|International Classification||G01N33/02, G01N27/04|
|Cooperative Classification||G01N27/04, G01N33/02|
|European Classification||G01N33/02, G01N27/04|
|Mar 17, 1988||AS||Assignment|
Owner name: ENSEAL, INC., SUITE F, 3700 HACIENDA BOULEVARD, DA
Free format text: ASSIGNMENT OF ASSIGNORS INTEREST.;ASSIGNOR:BYRD, JEFFREY M.;REEL/FRAME:004862/0520
Effective date: 19880224
Owner name: ENSEAL, INC., A CORP. OF FL, FLORIDA
Free format text: ASSIGNMENT OF ASSIGNORS INTEREST;ASSIGNOR:BYRD, JEFFREY M.;REEL/FRAME:004862/0520
Effective date: 19880224
|Nov 23, 1993||REMI||Maintenance fee reminder mailed|
|Apr 17, 1994||LAPS||Lapse for failure to pay maintenance fees|

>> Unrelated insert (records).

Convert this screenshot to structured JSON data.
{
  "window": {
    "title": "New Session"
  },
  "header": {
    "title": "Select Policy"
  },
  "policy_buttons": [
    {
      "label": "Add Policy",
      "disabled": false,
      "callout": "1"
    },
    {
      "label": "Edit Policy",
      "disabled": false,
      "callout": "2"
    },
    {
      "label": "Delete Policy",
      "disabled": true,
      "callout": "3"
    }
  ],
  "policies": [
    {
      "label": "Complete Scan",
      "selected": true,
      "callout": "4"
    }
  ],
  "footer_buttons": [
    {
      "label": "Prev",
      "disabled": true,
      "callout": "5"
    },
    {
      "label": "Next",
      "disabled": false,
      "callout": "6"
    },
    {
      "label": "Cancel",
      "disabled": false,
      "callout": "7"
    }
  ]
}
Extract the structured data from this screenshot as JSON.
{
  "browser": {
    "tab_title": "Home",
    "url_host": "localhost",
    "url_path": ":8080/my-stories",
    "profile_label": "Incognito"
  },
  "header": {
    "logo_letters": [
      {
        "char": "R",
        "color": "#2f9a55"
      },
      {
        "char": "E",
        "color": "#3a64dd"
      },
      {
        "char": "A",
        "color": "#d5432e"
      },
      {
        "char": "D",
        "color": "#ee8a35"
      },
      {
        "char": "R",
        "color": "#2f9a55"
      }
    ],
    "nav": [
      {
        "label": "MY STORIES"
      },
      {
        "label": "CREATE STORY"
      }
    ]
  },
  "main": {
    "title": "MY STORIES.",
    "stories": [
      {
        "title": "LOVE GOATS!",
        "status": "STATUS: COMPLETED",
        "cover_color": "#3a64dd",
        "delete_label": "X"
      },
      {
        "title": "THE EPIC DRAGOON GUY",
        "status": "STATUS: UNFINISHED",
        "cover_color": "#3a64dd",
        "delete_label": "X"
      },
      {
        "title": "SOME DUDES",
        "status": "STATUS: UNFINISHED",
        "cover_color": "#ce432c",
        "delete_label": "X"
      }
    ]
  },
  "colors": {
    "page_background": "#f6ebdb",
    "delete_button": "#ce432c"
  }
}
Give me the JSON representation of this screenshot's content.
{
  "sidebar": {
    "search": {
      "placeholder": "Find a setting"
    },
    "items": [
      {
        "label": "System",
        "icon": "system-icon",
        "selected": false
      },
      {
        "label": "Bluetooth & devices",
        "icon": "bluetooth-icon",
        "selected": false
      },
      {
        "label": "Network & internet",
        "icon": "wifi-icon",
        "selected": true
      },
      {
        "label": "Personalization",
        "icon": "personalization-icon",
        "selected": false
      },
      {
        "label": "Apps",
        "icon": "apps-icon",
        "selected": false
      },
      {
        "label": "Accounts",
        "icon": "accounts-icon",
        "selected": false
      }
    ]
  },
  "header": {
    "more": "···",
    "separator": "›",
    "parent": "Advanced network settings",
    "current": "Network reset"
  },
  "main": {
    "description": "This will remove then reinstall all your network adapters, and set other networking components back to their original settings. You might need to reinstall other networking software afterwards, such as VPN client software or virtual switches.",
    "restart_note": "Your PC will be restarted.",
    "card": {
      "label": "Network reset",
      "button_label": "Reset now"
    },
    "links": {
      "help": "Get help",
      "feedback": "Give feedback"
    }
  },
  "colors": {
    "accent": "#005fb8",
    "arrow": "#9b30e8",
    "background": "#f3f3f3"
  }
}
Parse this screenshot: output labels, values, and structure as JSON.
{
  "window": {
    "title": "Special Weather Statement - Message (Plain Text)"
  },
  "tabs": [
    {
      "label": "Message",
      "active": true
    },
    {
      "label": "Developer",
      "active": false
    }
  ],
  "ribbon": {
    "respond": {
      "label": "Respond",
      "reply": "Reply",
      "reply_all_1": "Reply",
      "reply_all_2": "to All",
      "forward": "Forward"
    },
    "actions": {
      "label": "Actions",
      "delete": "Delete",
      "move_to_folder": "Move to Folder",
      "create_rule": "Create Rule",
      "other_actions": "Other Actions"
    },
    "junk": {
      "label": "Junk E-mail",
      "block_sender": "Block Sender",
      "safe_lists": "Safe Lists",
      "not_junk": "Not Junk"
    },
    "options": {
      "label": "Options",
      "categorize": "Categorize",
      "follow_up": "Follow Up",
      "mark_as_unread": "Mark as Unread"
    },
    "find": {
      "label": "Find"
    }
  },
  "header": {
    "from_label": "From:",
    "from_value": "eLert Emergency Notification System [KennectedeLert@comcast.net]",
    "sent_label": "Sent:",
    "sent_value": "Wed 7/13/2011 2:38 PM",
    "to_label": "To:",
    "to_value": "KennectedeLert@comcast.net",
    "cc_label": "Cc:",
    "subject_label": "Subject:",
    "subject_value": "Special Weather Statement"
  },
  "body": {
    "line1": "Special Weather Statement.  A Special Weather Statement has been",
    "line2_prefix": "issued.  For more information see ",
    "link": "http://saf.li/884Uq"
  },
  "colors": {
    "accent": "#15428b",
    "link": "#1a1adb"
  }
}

|Jun 28, 1994||FP||Expired due to failure to pay maintenance fee|
Effective date: 19940628